Many entire life insurance policies pay dividends that can be used to reduce premium payments and increase cash value. Your life insurance policy gives your family the choice to provide benefits that can help your children and grandchildren cover their education and pay off debt, cover housing and continued living expenses, and much, much more. Life insurance policies can also maximize your pension, supplement the income of a surviving spouse, or create a life insurance company that allows you to pass on your estate to your heirs and avoid inheritance and income taxes.

When you take out a policy, you pay premiums and build enough cash value to cover the premiums in the event of death. You can take out a permanent policy to capitalize on the accumulation of cash, but depending on which policy you have, you may be better advised to put your money in savings or an investment vehicle to avoid paying the life insurance fees for the permanent policy.

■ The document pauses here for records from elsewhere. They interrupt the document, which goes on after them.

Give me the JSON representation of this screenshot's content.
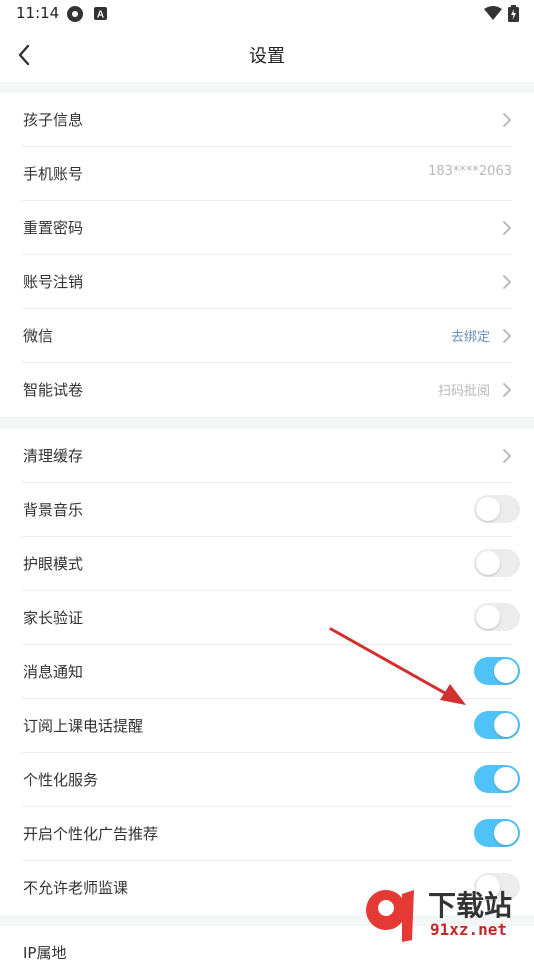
{
  "statusbar": {
    "time": "11:14"
  },
  "header": {
    "title": "设置"
  },
  "section1": [
    {
      "label": "孩子信息",
      "value": "",
      "chevron": true
    },
    {
      "label": "手机账号",
      "value": "183****2063",
      "chevron": false
    },
    {
      "label": "重置密码",
      "value": "",
      "chevron": true
    },
    {
      "label": "账号注销",
      "value": "",
      "chevron": true
    },
    {
      "label": "微信",
      "value": "去绑定",
      "chevron": true
    },
    {
      "label": "智能试卷",
      "value": "扫码批阅",
      "chevron": true
    }
  ],
  "section2": [
    {
      "label": "清理缓存",
      "type": "chevron"
    },
    {
      "label": "背景音乐",
      "type": "toggle",
      "on": false
    },
    {
      "label": "护眼模式",
      "type": "toggle",
      "on": false
    },
    {
      "label": "家长验证",
      "type": "toggle",
      "on": false
    },
    {
      "label": "消息通知",
      "type": "toggle",
      "on": true
    },
    {
      "label": "订阅上课电话提醒",
      "type": "toggle",
      "on": true
    },
    {
      "label": "个性化服务",
      "type": "toggle",
      "on": true
    },
    {
      "label": "开启个性化广告推荐",
      "type": "toggle",
      "on": true
    },
    {
      "label": "不允许老师监课",
      "type": "toggle",
      "on": false
    }
  ],
  "section3": [
    {
      "label": "IP属地"
    }
  ],
  "watermark": {
    "brand": "下载站",
    "url": "91xz.net"
  },
  "colors": {
    "toggle_on": "#4fc3f7",
    "toggle_off": "#ececec",
    "arrow": "#d32f2f"
  }
}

If you have taken out life insurance, your beneficiaries can use that money to pay your funeral costs without having to take out their own savings or credit lines. The higher the cash value of a life insurance policy, the more expensive the policy term and the higher the savings component of the death benefit.

Most policies have drivers who offer worthwhile perks for a small extra amount. Some policies have low cover and low monthly premiums. Some also serve as an alternative to long-term disability insurance, which is more robust but lasts at least as long as occupational disability insurance exists.

If you have taken out life insurance and die before your cover takes effect, your beneficiary will receive a death benefit. You can use a portion of your death benefit for things like medical costs and other purposes, but if you die before your beneficiary receives the reduced benefit of life insurance, you must use this portion of the policy. There is also an accelerated option of early payout if you are diagnosed with an incurable illness, which means that you or a family member may be able to receive the full amount of life insurance benefits before death.

If you die and the policy does not expire, the beneficiary will still receive a payout. Unlike death benefits paid out after you die, build up what is known as a “lifetime allowance” on life insurance so that you can use the money during your lifetime.

Permanent life insurance policies have a cash value instead of a cash value, which means that they build up the cash value over time and offer your beneficiary an additional death benefit. The cash value grows over the tax deferred period and is guaranteed to grow at a certain rate, as is the case with a lifetime policy.

If you take out full or universal variable life insurance, it will accrue cash value in addition to death benefit insurance. If you have term life insurance and can no longer afford it, you will lose more than the premium you paid if you decide to give it up. Life insurance can help your loved ones pay for their final outgoings at a difficult time and provide financial support to maintain the standard of living they used to have.

For example, a 35-year-old parent can start saving A1 ($1) for 15 years in a child insurance plan for the children’s higher education, with an amount of A1 / 10 lakh assured. When the policy matures, the child receives A1 $1.7 lakh (4% annual return) and A1 $2.3 lakh (8% annual return) for higher education purposes. The cost of a $1,000 benefit increases with the age of the insured, and it gets higher when the insured person turns 80.

Insurance companies can keep premiums at this level by collecting premiums in the first few years when there is a greater need, investing these premiums and using them to supplement premiums to finance the cost of life insurance for the elderly.

Variable or universal life insurance policies have investment sub-accounts that you can manage yourself. Variable life insurance combines death protection with a savings account that invests in shares, bonds, money markets and mutual funds. As money accumulates in the savings account, the so-called cash value account, the policyholder has the option of changing the premiums so that there is enough money in the account to cover costs.

Funeral insurance policies are typically smaller than entire life insurance policies, with a small death benefit of $5,000 to $25,000. Given that the average cost of a funeral is $10,000, products such as final costs and entire life insurance can be valuable if your family does not have an established emergency fund and has difficulty acquiescing to funeral costs. The cost of the policy can be paid twice a year or annually, depending on the insurer.

It is important to inform the recipient that he has the policy and to inform him of the name of the insurance company. Insurers are obliged to pay the persons listed in the policy. If you die without a policy and the beneficiary makes a claim, the insurer checks the circumstances of your death and pays the death benefit (the so-called face value of the policy).

If you are unsure whether your insurance coverage meets your family’s needs, contact your New York-based life insurer. Once you meet, you can jointly determine how much insurance cover you need and check whether the product or policy is right for you, as well as compare costs.

Now that you understand the benefits of life insurance it can help protect your loved ones in the event of death. The cost of extra life and extended dependance depends on your age and coverage, but the amount you choose could be between 20,000 and four times your annual salary, or up to $1 million.